_Task item_: Each line of the material that mentions the word "overlay" is to be copied.

=== Section Start ===

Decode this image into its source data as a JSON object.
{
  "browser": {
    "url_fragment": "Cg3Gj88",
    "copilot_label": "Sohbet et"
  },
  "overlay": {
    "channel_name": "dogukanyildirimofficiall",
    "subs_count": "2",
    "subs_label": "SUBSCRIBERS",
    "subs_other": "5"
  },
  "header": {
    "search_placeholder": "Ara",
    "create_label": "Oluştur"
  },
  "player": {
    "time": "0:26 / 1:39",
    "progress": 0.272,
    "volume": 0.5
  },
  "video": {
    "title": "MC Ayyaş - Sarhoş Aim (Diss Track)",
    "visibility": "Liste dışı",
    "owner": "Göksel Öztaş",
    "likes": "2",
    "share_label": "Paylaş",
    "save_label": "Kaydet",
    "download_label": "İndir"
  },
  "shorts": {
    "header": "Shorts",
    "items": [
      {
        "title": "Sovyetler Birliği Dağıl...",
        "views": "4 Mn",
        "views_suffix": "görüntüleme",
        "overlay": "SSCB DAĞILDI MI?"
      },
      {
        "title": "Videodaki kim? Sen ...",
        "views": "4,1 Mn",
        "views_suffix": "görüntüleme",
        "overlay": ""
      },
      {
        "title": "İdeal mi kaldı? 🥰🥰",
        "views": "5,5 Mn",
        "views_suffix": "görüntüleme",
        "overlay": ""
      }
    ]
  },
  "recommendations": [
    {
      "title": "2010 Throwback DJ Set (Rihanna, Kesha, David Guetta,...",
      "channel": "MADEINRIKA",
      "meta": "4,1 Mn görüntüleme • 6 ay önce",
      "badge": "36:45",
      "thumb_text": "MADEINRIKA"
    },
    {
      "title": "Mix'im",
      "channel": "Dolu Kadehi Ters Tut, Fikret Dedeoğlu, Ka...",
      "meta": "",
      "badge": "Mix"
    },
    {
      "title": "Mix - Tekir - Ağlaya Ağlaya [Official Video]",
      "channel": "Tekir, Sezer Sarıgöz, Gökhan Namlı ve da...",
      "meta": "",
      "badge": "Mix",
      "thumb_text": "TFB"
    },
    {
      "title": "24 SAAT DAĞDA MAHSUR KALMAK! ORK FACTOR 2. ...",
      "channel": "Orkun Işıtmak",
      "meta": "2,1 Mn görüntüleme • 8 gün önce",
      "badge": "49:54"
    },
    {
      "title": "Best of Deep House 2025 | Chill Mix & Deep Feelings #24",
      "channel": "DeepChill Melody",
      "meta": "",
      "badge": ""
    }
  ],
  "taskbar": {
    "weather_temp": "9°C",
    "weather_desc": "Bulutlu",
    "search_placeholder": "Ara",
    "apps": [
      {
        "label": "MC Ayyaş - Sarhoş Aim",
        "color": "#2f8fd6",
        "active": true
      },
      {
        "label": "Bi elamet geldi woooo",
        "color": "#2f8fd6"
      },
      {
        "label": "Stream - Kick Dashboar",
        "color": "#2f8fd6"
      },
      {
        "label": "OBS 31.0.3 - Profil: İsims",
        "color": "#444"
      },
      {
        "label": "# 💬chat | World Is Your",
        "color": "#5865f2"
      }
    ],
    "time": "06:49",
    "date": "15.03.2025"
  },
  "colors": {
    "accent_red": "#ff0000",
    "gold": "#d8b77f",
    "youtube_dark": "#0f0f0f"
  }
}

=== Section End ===

_Response area_:
  "overlay": {
        "overlay": "SSCB DAĞILDI MI?"
        "overlay": ""
        "overlay": ""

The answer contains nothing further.